• **What is expected**: Starting at the first line, copy the data below through to the end, exactly.

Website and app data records
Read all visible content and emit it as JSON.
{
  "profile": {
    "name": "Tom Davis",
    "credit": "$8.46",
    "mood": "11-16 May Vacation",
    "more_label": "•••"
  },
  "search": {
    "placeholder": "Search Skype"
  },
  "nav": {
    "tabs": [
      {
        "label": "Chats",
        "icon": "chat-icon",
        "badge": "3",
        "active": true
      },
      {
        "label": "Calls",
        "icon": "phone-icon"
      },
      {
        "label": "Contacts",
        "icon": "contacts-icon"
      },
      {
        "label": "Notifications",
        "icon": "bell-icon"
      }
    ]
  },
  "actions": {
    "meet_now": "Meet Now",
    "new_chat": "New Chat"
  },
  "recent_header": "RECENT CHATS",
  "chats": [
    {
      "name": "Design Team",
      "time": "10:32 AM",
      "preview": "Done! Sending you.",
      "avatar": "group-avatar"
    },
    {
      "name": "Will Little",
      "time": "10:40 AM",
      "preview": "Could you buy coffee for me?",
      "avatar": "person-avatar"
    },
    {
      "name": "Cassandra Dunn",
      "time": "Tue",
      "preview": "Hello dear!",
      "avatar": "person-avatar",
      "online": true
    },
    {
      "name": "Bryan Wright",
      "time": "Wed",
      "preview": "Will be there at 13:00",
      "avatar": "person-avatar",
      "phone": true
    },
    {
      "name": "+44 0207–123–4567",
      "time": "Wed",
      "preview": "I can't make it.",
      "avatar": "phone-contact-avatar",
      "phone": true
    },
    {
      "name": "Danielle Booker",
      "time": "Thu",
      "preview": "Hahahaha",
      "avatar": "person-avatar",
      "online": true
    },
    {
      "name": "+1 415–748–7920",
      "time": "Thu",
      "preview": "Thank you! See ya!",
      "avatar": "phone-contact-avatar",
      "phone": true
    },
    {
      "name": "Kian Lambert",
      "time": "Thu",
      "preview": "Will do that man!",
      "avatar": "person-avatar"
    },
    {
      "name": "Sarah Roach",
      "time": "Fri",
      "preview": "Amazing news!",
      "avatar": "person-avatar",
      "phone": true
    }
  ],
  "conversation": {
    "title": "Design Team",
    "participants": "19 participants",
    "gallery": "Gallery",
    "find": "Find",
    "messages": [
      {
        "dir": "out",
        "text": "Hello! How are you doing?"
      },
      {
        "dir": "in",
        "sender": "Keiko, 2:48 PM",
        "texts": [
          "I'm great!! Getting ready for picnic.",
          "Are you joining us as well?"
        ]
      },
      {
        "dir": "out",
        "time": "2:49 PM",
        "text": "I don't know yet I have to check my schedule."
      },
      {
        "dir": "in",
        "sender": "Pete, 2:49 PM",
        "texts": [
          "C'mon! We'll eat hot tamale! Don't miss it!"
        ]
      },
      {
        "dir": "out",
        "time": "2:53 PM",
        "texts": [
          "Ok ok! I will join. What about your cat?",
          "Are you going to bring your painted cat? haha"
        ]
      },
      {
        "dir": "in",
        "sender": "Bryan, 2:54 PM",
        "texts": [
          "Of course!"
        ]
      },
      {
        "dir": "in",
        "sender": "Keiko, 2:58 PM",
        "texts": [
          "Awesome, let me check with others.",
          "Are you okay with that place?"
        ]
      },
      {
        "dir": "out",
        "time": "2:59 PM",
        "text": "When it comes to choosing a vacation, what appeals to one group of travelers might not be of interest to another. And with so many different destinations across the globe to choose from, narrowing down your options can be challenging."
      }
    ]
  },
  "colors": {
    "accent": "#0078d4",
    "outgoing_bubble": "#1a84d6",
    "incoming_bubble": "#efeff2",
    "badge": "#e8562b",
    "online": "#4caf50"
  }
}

• **Result of this task**:
Read all visible content and emit it as JSON.
{
  "profile": {
    "name": "Tom Davis",
    "credit": "$8.46",
    "mood": "11-16 May Vacation",
    "more_label": "•••"
  },
  "search": {
    "placeholder": "Search Skype"
  },
  "nav": {
    "tabs": [
      {
        "label": "Chats",
        "icon": "chat-icon",
        "badge": "3",
        "active": true
      },
      {
        "label": "Calls",
        "icon": "phone-icon"
      },
      {
        "label": "Contacts",
        "icon": "contacts-icon"
      },
      {
        "label": "Notifications",
        "icon": "bell-icon"
      }
    ]
  },
  "actions": {
    "meet_now": "Meet Now",
    "new_chat": "New Chat"
  },
  "recent_header": "RECENT CHATS",
  "chats": [
    {
      "name": "Design Team",
      "time": "10:32 AM",
      "preview": "Done! Sending you.",
      "avatar": "group-avatar"
    },
    {
      "name": "Will Little",
      "time": "10:40 AM",
      "preview": "Could you buy coffee for me?",
      "avatar": "person-avatar"
    },
    {
      "name": "Cassandra Dunn",
      "time": "Tue",
      "preview": "Hello dear!",
      "avatar": "person-avatar",
      "online": true
    },
    {
      "name": "Bryan Wright",
      "time": "Wed",
      "preview": "Will be there at 13:00",
      "avatar": "person-avatar",
      "phone": true
    },
    {
      "name": "+44 0207–123–4567",
      "time": "Wed",
      "preview": "I can't make it.",
      "avatar": "phone-contact-avatar",
      "phone": true
    },
    {
      "name": "Danielle Booker",
      "time": "Thu",
      "preview": "Hahahaha",
      "avatar": "person-avatar",
      "online": true
    },
    {
      "name": "+1 415–748–7920",
      "time": "Thu",
      "preview": "Thank you! See ya!",
      "avatar": "phone-contact-avatar",
      "phone": true
    },
    {
      "name": "Kian Lambert",
      "time": "Thu",
      "preview": "Will do that man!",
      "avatar": "person-avatar"
    },
    {
      "name": "Sarah Roach",
      "time": "Fri",
      "preview": "Amazing news!",
      "avatar": "person-avatar",
      "phone": true
    }
  ],
  "conversation": {
    "title": "Design Team",
    "participants": "19 participants",
    "gallery": "Gallery",
    "find": "Find",
    "messages": [
      {
        "dir": "out",
        "text": "Hello! How are you doing?"
      },
      {
        "dir": "in",
        "sender": "Keiko, 2:48 PM",
        "texts": [
          "I'm great!! Getting ready for picnic.",
          "Are you joining us as well?"
        ]
      },
      {
        "dir": "out",
        "time": "2:49 PM",
        "text": "I don't know yet I have to check my schedule."
      },
      {
        "dir": "in",
        "sender": "Pete, 2:49 PM",
        "texts": [
          "C'mon! We'll eat hot tamale! Don't miss it!"
        ]
      },
      {
        "dir": "out",
        "time": "2:53 PM",
        "texts": [
          "Ok ok! I will join. What about your cat?",
          "Are you going to bring your painted cat? haha"
        ]
      },
      {
        "dir": "in",
        "sender": "Bryan, 2:54 PM",
        "texts": [
          "Of course!"
        ]
      },
      {
        "dir": "in",
        "sender": "Keiko, 2:58 PM",
        "texts": [
          "Awesome, let me check with others.",
          "Are you okay with that place?"
        ]
      },
      {
        "dir": "out",
        "time": "2:59 PM",
        "text": "When it comes to choosing a vacation, what appeals to one group of travelers might not be of interest to another. And with so many different destinations across the globe to choose from, narrowing down your options can be challenging."
      }
    ]
  },
  "colors": {
    "accent": "#0078d4",
    "outgoing_bubble": "#1a84d6",
    "incoming_bubble": "#efeff2",
    "badge": "#e8562b",
    "online": "#4caf50"
  }
}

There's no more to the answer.